REQUIRED ACTION -
Search the entries below for "amount". Report each line where it occurs.

(Source records)

○ ○ ○ ○ ○ ○ ○

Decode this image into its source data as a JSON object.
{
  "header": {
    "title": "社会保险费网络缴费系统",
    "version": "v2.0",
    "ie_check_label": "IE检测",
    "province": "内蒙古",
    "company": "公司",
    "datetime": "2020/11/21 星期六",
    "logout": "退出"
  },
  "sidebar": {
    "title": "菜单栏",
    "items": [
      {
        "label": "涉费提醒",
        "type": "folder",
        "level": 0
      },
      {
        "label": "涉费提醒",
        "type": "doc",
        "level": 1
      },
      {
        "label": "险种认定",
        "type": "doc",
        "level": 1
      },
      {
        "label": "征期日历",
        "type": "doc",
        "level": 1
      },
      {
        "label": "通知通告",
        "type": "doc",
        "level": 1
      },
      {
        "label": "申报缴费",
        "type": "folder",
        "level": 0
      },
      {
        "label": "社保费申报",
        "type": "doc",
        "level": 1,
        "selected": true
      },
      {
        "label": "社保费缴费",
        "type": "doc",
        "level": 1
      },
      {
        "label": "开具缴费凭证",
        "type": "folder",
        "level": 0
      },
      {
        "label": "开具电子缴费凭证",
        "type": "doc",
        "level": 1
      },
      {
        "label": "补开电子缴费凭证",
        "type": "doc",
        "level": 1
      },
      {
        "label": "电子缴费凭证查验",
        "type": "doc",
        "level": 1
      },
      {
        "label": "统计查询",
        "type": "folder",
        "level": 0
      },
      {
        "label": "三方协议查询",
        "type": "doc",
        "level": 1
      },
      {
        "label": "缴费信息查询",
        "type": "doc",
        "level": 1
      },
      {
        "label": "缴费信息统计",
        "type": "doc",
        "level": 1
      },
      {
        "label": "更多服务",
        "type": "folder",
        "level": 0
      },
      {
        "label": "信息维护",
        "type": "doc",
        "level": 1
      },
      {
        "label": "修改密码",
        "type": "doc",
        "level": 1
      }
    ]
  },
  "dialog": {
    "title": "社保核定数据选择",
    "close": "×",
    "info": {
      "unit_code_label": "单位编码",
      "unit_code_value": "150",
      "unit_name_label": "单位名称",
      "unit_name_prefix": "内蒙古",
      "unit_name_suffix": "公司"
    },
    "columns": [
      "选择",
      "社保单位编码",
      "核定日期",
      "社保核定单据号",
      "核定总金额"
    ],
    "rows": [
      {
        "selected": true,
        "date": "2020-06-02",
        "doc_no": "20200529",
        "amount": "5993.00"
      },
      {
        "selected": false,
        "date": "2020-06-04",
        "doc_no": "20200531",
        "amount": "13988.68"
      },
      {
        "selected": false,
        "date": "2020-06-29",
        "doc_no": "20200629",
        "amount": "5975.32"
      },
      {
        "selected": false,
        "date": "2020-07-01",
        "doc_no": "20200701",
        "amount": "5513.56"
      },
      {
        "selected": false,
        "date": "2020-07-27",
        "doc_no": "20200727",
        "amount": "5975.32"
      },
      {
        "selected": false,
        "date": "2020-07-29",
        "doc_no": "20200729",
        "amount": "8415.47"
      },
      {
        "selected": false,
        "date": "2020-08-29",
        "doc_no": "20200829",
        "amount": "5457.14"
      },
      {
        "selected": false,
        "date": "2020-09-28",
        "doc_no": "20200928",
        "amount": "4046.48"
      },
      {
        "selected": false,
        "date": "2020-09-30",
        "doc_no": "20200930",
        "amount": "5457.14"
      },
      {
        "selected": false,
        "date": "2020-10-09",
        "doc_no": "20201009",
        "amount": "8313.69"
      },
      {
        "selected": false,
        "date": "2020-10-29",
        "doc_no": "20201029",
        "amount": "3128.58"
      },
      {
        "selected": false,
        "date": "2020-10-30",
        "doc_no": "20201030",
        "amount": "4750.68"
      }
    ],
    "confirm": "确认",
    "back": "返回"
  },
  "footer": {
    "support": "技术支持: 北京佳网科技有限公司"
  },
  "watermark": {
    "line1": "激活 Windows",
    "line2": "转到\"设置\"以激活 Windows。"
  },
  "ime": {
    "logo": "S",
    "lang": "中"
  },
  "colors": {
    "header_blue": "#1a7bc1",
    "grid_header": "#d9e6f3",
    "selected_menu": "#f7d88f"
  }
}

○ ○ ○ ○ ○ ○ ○

EXERCISE ANSWER -
        "amount": "5993.00"
        "amount": "13988.68"
        "amount": "5975.32"
        "amount": "5513.56"
        "amount": "5975.32"
        "amount": "8415.47"
        "amount": "5457.14"
        "amount": "4046.48"
        "amount": "5457.14"
        "amount": "8313.69"
        "amount": "3128.58"
        "amount": "4750.68"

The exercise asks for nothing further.